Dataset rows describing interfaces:
>>>>>

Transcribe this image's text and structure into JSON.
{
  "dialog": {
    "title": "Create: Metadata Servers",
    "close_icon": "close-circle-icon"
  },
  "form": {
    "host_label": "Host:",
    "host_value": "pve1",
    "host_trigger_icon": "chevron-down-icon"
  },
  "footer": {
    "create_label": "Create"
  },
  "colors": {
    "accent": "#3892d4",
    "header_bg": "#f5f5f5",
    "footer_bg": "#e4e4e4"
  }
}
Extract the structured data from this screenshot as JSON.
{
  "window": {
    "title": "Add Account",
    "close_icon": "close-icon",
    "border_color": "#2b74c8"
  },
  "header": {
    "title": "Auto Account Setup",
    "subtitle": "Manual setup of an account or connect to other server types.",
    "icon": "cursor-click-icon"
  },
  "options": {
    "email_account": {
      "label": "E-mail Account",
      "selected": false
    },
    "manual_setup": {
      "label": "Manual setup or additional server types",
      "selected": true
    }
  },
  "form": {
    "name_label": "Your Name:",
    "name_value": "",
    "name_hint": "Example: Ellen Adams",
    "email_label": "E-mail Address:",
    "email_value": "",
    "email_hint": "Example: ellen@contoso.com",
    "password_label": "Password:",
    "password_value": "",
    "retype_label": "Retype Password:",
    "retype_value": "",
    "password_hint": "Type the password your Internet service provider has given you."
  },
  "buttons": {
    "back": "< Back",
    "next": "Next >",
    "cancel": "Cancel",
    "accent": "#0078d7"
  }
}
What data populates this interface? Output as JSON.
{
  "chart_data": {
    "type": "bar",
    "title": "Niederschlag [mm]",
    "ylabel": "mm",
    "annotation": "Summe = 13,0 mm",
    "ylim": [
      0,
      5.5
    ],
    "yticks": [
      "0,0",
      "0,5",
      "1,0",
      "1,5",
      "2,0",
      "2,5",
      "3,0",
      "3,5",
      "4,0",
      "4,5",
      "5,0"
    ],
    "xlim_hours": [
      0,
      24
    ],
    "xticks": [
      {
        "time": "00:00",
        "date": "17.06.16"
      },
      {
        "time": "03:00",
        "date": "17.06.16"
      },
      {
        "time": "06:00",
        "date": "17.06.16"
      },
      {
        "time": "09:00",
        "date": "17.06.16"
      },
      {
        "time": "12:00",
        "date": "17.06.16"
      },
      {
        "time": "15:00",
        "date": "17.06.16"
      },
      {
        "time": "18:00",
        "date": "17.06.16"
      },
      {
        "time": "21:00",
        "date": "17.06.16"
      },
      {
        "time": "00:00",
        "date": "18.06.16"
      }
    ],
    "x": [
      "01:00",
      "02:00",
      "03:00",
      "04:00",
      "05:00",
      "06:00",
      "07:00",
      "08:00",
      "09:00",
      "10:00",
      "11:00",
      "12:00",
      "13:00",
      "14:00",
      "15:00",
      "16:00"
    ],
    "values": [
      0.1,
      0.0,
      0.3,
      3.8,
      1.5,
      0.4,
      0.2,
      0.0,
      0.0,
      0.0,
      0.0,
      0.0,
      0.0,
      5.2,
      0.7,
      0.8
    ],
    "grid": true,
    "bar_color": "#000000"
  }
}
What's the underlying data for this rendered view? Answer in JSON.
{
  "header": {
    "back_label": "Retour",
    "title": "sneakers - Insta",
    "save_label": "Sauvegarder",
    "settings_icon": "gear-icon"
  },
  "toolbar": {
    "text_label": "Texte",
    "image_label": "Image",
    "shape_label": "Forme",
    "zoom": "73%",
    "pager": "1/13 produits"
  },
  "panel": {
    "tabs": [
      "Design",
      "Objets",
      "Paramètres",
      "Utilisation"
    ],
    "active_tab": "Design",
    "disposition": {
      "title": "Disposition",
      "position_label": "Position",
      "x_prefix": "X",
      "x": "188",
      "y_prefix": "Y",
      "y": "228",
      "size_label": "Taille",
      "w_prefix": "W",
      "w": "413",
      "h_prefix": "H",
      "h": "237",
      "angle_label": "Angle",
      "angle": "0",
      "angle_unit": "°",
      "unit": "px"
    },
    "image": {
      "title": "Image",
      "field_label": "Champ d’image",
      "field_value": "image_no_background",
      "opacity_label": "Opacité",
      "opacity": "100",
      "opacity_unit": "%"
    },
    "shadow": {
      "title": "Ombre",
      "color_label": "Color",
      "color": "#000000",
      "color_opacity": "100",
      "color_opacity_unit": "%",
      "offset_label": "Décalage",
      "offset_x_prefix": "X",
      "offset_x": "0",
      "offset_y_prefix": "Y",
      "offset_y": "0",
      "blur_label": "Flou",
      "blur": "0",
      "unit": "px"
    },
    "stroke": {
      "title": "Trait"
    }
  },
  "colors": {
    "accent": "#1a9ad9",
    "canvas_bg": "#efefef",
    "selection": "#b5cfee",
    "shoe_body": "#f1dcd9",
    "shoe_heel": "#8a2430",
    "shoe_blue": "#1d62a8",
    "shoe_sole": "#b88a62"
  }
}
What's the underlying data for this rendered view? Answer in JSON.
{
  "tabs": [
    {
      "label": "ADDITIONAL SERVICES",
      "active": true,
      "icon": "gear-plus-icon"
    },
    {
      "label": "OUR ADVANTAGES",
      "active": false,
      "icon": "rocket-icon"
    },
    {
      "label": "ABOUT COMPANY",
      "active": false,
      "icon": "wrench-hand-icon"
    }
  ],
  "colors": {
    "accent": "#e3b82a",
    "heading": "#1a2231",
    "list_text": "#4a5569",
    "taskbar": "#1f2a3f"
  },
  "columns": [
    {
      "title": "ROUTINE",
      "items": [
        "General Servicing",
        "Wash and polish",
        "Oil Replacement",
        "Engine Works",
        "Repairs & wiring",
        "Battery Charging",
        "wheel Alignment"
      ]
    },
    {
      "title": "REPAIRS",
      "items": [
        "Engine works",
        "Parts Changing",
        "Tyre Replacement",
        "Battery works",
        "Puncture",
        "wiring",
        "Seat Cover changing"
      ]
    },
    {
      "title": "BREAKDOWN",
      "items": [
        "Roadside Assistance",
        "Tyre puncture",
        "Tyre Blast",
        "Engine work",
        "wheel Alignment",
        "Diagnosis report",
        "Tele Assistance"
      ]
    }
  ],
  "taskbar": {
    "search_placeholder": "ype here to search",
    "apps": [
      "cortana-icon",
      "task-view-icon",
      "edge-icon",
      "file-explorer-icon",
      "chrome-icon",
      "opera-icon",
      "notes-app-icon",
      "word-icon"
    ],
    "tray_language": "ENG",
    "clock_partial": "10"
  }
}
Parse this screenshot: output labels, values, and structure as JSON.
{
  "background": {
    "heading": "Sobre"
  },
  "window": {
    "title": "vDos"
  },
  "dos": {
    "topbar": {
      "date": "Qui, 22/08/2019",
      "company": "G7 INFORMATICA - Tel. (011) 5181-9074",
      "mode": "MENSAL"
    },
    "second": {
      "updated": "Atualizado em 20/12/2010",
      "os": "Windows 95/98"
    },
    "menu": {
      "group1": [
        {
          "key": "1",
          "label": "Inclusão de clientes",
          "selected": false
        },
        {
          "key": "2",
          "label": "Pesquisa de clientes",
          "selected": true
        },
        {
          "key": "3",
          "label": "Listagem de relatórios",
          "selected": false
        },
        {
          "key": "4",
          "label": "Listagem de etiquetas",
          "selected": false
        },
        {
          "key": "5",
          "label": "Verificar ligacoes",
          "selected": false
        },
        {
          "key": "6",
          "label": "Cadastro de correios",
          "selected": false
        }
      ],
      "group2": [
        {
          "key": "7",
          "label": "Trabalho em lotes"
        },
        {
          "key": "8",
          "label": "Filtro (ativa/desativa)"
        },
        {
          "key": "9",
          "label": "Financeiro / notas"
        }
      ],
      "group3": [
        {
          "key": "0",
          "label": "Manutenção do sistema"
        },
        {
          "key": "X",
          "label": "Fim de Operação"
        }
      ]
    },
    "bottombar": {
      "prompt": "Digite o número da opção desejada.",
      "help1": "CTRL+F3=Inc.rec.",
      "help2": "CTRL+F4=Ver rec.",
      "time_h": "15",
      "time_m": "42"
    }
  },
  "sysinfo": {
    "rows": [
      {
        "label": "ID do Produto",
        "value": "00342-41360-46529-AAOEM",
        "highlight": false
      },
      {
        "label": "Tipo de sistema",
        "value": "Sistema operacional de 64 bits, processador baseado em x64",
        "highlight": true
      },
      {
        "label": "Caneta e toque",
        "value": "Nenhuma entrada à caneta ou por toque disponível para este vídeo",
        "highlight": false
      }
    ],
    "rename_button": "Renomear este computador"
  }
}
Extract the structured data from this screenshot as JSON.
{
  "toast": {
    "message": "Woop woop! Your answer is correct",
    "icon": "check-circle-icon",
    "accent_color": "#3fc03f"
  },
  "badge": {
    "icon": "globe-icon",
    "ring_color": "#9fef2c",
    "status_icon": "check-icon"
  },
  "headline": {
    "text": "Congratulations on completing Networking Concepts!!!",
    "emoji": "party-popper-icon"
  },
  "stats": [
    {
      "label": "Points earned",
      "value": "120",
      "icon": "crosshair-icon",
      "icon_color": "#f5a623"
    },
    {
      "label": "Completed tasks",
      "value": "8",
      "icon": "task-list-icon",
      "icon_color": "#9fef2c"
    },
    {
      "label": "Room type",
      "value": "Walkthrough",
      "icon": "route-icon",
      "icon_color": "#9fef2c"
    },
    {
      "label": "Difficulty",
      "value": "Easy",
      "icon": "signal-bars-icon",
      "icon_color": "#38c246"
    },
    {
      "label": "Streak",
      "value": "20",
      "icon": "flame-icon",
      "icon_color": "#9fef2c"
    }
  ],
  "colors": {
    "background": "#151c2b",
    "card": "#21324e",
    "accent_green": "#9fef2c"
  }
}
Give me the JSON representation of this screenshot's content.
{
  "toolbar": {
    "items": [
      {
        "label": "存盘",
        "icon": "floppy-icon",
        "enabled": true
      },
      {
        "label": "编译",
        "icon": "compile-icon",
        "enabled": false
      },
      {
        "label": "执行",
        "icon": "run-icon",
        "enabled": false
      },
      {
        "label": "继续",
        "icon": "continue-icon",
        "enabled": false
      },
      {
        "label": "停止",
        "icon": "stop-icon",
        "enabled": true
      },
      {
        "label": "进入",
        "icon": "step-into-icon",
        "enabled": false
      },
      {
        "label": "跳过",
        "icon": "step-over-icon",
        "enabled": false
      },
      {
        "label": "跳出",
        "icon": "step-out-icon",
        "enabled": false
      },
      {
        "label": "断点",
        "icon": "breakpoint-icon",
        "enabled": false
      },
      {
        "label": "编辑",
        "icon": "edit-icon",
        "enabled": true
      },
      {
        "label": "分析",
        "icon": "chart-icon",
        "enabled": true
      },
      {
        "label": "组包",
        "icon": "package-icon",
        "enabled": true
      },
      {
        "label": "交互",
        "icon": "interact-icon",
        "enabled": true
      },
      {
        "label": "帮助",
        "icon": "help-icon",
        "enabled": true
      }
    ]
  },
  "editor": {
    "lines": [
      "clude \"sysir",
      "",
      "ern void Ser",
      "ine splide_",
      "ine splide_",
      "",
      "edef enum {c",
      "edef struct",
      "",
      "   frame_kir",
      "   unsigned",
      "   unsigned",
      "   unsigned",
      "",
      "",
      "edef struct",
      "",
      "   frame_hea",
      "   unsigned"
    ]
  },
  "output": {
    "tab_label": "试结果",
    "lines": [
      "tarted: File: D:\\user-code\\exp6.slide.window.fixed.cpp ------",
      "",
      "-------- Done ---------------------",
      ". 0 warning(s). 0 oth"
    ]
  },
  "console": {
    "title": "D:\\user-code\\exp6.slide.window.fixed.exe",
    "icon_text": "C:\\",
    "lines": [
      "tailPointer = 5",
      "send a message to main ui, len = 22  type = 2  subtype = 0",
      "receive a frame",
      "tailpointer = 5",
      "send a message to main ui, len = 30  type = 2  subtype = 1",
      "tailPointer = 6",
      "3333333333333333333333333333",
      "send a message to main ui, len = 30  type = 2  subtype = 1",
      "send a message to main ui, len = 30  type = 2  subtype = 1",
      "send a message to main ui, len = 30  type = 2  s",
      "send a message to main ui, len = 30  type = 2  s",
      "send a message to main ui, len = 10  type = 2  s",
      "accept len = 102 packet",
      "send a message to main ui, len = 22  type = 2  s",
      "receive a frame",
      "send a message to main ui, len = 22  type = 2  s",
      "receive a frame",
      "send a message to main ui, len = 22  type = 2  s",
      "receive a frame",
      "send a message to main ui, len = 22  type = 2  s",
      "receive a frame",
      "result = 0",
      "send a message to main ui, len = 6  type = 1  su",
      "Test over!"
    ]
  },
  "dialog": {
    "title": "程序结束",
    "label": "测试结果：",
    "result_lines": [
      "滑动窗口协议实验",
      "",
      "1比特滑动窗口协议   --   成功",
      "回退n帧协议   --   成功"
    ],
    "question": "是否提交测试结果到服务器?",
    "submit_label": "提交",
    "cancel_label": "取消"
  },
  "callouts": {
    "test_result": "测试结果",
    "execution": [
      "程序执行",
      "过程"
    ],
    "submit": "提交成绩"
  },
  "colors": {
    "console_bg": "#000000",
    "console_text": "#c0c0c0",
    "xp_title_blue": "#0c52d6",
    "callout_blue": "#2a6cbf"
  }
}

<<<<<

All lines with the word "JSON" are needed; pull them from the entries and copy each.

SOLUTION ::
Transcribe this image's text and structure into JSON.
Extract the structured data from this screenshot as JSON.
What data populates this interface? Output as JSON.
What's the underlying data for this rendered view? Answer in JSON.
What's the underlying data for this rendered view? Answer in JSON.
Parse this screenshot: output labels, values, and structure as JSON.
Extract the structured data from this screenshot as JSON.
Give me the JSON representation of this screenshot's content.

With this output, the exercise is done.